TASK DIRECTIONS:
From top to bottom, return the records that follow exactly.

DATA TO PROCESS:

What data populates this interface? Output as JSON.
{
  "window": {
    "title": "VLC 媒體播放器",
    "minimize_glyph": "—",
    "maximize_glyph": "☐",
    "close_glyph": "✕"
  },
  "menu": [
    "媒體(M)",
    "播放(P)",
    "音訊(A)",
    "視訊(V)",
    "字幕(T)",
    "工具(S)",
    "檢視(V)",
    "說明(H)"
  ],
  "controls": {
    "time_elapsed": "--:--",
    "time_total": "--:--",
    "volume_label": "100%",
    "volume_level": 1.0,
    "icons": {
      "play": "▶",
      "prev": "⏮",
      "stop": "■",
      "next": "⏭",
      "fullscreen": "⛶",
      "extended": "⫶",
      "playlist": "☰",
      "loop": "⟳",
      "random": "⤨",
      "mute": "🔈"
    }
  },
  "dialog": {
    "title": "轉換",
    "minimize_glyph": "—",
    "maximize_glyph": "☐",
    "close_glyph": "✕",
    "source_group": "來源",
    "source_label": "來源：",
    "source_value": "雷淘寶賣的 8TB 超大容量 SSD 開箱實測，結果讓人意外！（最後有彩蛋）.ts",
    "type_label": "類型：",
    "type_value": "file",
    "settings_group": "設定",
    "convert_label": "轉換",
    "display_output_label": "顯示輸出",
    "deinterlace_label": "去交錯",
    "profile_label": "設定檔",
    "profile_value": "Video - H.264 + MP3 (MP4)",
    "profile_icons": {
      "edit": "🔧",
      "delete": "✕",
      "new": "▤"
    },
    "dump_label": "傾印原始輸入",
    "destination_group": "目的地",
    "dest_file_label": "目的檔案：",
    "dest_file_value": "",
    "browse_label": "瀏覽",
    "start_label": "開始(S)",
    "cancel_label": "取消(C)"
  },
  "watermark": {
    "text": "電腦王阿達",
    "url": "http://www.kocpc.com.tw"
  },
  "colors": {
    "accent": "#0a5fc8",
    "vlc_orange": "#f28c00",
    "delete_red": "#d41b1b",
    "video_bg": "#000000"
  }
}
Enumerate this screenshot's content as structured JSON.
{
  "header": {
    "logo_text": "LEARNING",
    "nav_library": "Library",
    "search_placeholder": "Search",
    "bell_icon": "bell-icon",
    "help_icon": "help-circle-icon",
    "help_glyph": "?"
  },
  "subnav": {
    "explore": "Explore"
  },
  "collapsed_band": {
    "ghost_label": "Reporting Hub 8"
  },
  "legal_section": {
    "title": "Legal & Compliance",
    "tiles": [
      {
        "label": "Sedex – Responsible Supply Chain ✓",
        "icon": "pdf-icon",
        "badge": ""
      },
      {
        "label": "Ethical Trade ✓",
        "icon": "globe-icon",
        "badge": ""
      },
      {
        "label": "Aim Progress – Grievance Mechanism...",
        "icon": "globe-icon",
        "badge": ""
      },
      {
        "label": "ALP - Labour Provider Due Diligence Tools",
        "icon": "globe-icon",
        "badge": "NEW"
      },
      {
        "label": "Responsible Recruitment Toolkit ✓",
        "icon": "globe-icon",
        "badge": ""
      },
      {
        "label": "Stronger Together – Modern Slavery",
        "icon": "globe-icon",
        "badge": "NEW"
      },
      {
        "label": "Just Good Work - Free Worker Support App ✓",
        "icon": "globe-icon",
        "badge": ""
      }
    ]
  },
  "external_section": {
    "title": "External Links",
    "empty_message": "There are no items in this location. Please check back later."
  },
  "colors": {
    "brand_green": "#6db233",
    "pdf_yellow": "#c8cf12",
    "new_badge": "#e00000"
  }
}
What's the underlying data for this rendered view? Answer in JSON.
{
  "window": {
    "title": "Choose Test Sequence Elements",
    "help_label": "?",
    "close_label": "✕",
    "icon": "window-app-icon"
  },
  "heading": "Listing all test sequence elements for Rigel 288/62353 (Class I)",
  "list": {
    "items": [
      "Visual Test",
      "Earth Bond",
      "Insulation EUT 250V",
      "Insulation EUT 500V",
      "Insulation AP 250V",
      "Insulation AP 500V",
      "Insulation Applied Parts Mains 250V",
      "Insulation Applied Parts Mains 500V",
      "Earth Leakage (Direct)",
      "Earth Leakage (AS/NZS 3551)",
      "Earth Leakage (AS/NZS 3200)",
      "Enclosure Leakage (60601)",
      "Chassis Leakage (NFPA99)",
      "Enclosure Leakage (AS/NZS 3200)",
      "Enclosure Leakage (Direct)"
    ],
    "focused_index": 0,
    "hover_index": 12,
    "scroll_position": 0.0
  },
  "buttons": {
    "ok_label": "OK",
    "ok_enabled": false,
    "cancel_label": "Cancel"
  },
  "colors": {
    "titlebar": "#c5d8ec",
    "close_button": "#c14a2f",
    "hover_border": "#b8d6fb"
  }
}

SOLUTION TO THE EXERCISE:
What data populates this interface? Output as JSON.
{
  "window": {
    "title": "VLC 媒體播放器",
    "minimize_glyph": "—",
    "maximize_glyph": "☐",
    "close_glyph": "✕"
  },
  "menu": [
    "媒體(M)",
    "播放(P)",
    "音訊(A)",
    "視訊(V)",
    "字幕(T)",
    "工具(S)",
    "檢視(V)",
    "說明(H)"
  ],
  "controls": {
    "time_elapsed": "--:--",
    "time_total": "--:--",
    "volume_label": "100%",
    "volume_level": 1.0,
    "icons": {
      "play": "▶",
      "prev": "⏮",
      "stop": "■",
      "next": "⏭",
      "fullscreen": "⛶",
      "extended": "⫶",
      "playlist": "☰",
      "loop": "⟳",
      "random": "⤨",
      "mute": "🔈"
    }
  },
  "dialog": {
    "title": "轉換",
    "minimize_glyph": "—",
    "maximize_glyph": "☐",
    "close_glyph": "✕",
    "source_group": "來源",
    "source_label": "來源：",
    "source_value": "雷淘寶賣的 8TB 超大容量 SSD 開箱實測，結果讓人意外！（最後有彩蛋）.ts",
    "type_label": "類型：",
    "type_value": "file",
    "settings_group": "設定",
    "convert_label": "轉換",
    "display_output_label": "顯示輸出",
    "deinterlace_label": "去交錯",
    "profile_label": "設定檔",
    "profile_value": "Video - H.264 + MP3 (MP4)",
    "profile_icons": {
      "edit": "🔧",
      "delete": "✕",
      "new": "▤"
    },
    "dump_label": "傾印原始輸入",
    "destination_group": "目的地",
    "dest_file_label": "目的檔案：",
    "dest_file_value": "",
    "browse_label": "瀏覽",
    "start_label": "開始(S)",
    "cancel_label": "取消(C)"
  },
  "watermark": {
    "text": "電腦王阿達",
    "url": "http://www.kocpc.com.tw"
  },
  "colors": {
    "accent": "#0a5fc8",
    "vlc_orange": "#f28c00",
    "delete_red": "#d41b1b",
    "video_bg": "#000000"
  }
}
Enumerate this screenshot's content as structured JSON.
{
  "header": {
    "logo_text": "LEARNING",
    "nav_library": "Library",
    "search_placeholder": "Search",
    "bell_icon": "bell-icon",
    "help_icon": "help-circle-icon",
    "help_glyph": "?"
  },
  "subnav": {
    "explore": "Explore"
  },
  "collapsed_band": {
    "ghost_label": "Reporting Hub 8"
  },
  "legal_section": {
    "title": "Legal & Compliance",
    "tiles": [
      {
        "label": "Sedex – Responsible Supply Chain ✓",
        "icon": "pdf-icon",
        "badge": ""
      },
      {
        "label": "Ethical Trade ✓",
        "icon": "globe-icon",
        "badge": ""
      },
      {
        "label": "Aim Progress – Grievance Mechanism...",
        "icon": "globe-icon",
        "badge": ""
      },
      {
        "label": "ALP - Labour Provider Due Diligence Tools",
        "icon": "globe-icon",
        "badge": "NEW"
      },
      {
        "label": "Responsible Recruitment Toolkit ✓",
        "icon": "globe-icon",
        "badge": ""
      },
      {
        "label": "Stronger Together – Modern Slavery",
        "icon": "globe-icon",
        "badge": "NEW"
      },
      {
        "label": "Just Good Work - Free Worker Support App ✓",
        "icon": "globe-icon",
        "badge": ""
      }
    ]
  },
  "external_section": {
    "title": "External Links",
    "empty_message": "There are no items in this location. Please check back later."
  },
  "colors": {
    "brand_green": "#6db233",
    "pdf_yellow": "#c8cf12",
    "new_badge": "#e00000"
  }
}
What's the underlying data for this rendered view? Answer in JSON.
{
  "window": {
    "title": "Choose Test Sequence Elements",
    "help_label": "?",
    "close_label": "✕",
    "icon": "window-app-icon"
  },
  "heading": "Listing all test sequence elements for Rigel 288/62353 (Class I)",
  "list": {
    "items": [
      "Visual Test",
      "Earth Bond",
      "Insulation EUT 250V",
      "Insulation EUT 500V",
      "Insulation AP 250V",
      "Insulation AP 500V",
      "Insulation Applied Parts Mains 250V",
      "Insulation Applied Parts Mains 500V",
      "Earth Leakage (Direct)",
      "Earth Leakage (AS/NZS 3551)",
      "Earth Leakage (AS/NZS 3200)",
      "Enclosure Leakage (60601)",
      "Chassis Leakage (NFPA99)",
      "Enclosure Leakage (AS/NZS 3200)",
      "Enclosure Leakage (Direct)"
    ],
    "focused_index": 0,
    "hover_index": 12,
    "scroll_position": 0.0
  },
  "buttons": {
    "ok_label": "OK",
    "ok_enabled": false,
    "cancel_label": "Cancel"
  },
  "colors": {
    "titlebar": "#c5d8ec",
    "close_button": "#c14a2f",
    "hover_border": "#b8d6fb"
  }
}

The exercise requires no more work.